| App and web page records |
____________________

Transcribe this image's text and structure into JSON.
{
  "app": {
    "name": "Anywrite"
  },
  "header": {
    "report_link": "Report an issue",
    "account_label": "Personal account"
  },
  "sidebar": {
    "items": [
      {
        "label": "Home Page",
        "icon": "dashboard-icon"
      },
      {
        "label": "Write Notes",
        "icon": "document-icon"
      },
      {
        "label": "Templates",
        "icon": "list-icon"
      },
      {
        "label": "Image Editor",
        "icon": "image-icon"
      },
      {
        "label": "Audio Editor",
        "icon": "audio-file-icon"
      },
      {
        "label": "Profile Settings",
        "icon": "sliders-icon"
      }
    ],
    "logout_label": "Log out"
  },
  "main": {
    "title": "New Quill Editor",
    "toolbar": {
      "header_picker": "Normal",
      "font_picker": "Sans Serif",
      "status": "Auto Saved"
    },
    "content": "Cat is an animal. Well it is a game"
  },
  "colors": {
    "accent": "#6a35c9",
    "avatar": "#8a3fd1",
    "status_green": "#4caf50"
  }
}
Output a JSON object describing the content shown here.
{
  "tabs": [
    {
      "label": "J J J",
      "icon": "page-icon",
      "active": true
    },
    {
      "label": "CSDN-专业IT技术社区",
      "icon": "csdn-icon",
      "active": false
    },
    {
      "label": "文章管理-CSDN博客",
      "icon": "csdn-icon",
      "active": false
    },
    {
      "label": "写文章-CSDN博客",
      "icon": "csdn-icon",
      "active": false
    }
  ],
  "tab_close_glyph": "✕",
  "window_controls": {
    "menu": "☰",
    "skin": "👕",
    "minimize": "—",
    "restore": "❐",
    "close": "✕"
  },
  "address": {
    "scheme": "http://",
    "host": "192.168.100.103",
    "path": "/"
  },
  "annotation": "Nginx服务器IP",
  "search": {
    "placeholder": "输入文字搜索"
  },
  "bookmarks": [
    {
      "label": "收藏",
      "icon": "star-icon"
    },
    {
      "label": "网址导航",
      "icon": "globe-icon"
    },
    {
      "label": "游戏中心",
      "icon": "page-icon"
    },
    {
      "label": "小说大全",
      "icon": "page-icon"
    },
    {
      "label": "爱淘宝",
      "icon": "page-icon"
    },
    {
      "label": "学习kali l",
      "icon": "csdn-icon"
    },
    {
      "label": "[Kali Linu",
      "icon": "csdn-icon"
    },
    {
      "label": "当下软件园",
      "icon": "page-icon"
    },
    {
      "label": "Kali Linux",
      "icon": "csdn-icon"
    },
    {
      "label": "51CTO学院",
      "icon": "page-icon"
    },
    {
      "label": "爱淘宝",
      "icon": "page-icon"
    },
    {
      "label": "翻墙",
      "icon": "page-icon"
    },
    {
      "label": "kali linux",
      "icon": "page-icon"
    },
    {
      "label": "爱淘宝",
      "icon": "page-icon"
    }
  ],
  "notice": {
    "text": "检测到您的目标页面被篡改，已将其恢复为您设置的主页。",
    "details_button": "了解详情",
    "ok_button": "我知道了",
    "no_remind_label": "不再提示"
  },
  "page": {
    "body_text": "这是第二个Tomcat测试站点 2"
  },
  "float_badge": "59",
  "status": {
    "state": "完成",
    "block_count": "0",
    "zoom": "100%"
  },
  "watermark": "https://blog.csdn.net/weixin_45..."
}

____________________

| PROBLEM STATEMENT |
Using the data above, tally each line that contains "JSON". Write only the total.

| SOLUTION TO THE EXERCISE |
2